BRIEF: Out of the entries that follow, copy each line containing "源码获取".

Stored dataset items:
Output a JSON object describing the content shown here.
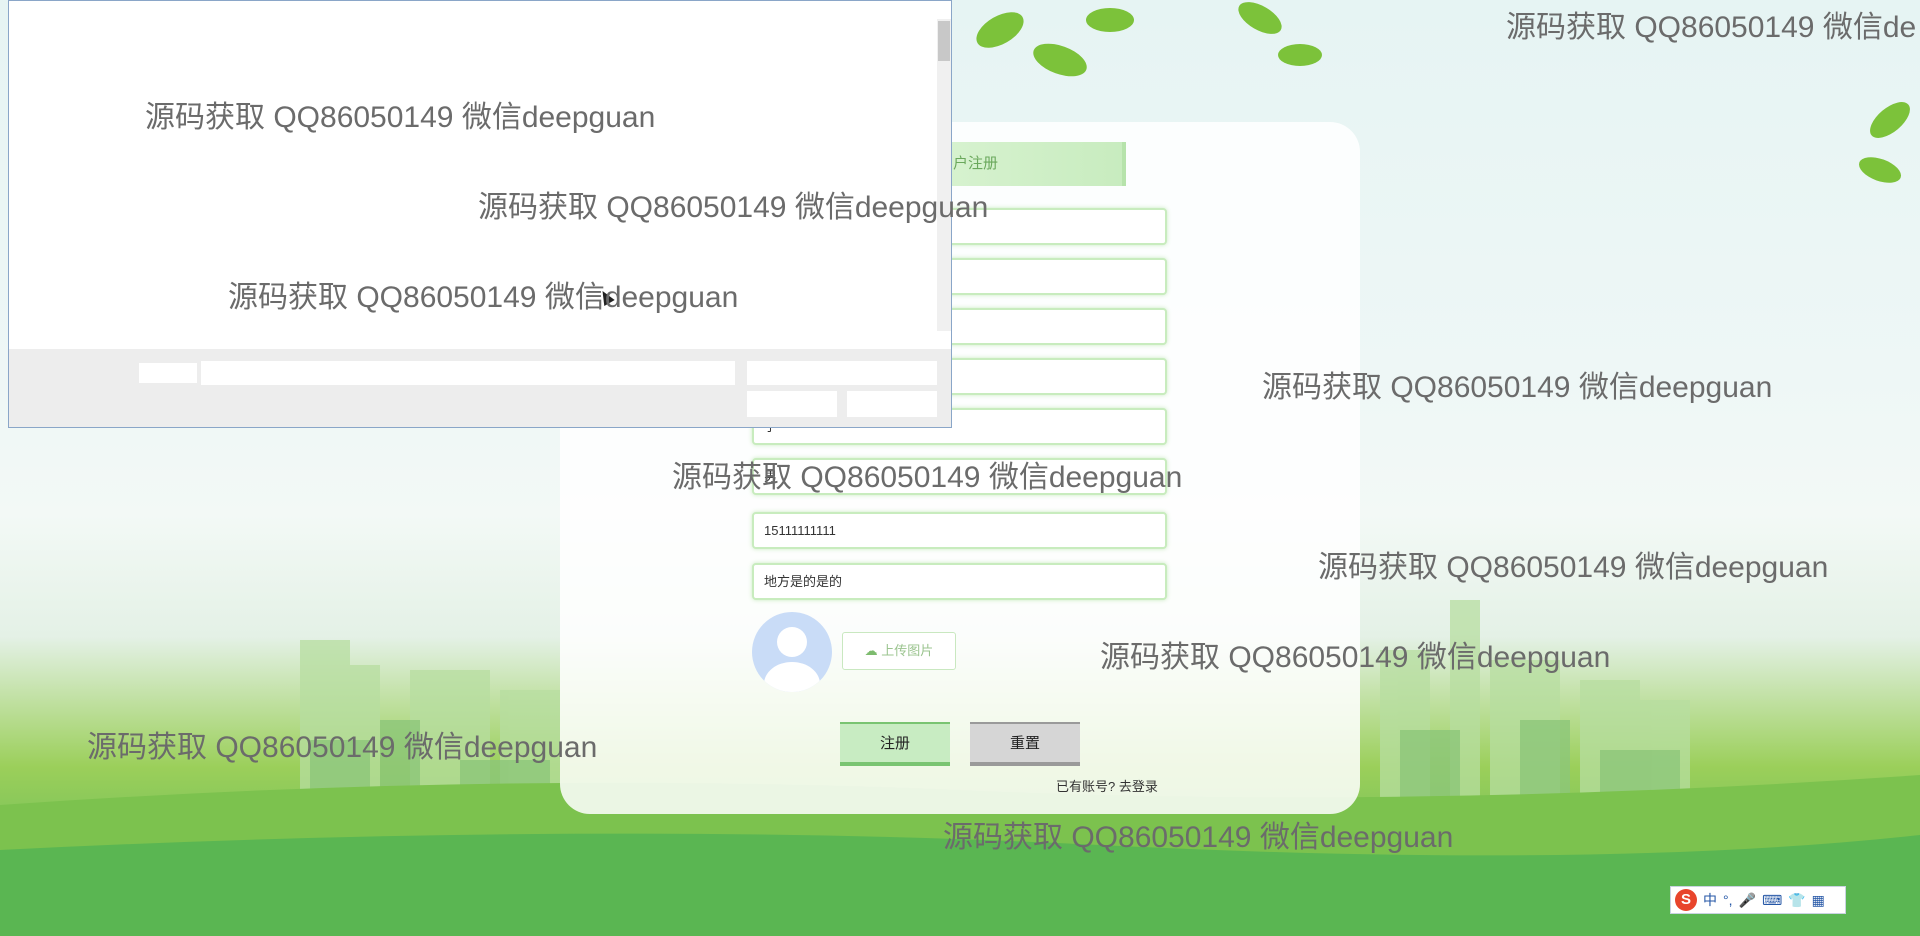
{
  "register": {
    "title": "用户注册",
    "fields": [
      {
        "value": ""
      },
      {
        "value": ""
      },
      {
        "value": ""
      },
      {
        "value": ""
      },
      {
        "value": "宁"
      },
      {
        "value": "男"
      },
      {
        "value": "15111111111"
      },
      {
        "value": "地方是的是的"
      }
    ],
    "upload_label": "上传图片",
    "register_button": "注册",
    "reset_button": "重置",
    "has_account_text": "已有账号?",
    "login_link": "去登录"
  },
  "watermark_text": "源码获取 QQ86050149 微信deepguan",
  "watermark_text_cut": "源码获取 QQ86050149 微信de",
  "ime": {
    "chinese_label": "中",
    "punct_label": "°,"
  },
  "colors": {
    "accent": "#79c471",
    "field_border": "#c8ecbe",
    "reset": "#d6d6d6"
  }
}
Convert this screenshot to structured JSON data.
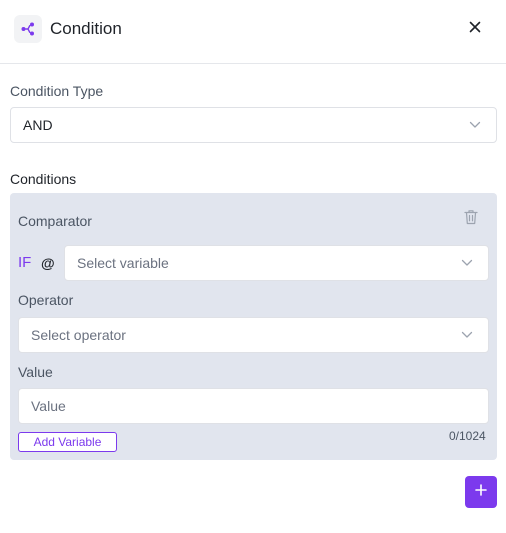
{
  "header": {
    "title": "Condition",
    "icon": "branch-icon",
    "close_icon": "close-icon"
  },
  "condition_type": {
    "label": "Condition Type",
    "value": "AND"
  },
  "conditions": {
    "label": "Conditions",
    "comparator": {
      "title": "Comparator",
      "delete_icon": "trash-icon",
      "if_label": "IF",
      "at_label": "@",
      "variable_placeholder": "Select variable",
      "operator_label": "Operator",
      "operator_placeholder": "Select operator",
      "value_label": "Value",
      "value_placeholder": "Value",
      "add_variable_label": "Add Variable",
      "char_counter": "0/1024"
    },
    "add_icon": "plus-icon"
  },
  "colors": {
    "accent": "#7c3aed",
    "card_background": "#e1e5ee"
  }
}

RESULT OF THIS EXERCISE:
  "watermark_text": "源码获取 QQ86050149 微信deepguan",
  "watermark_text_cut": "源码获取 QQ86050149 微信de",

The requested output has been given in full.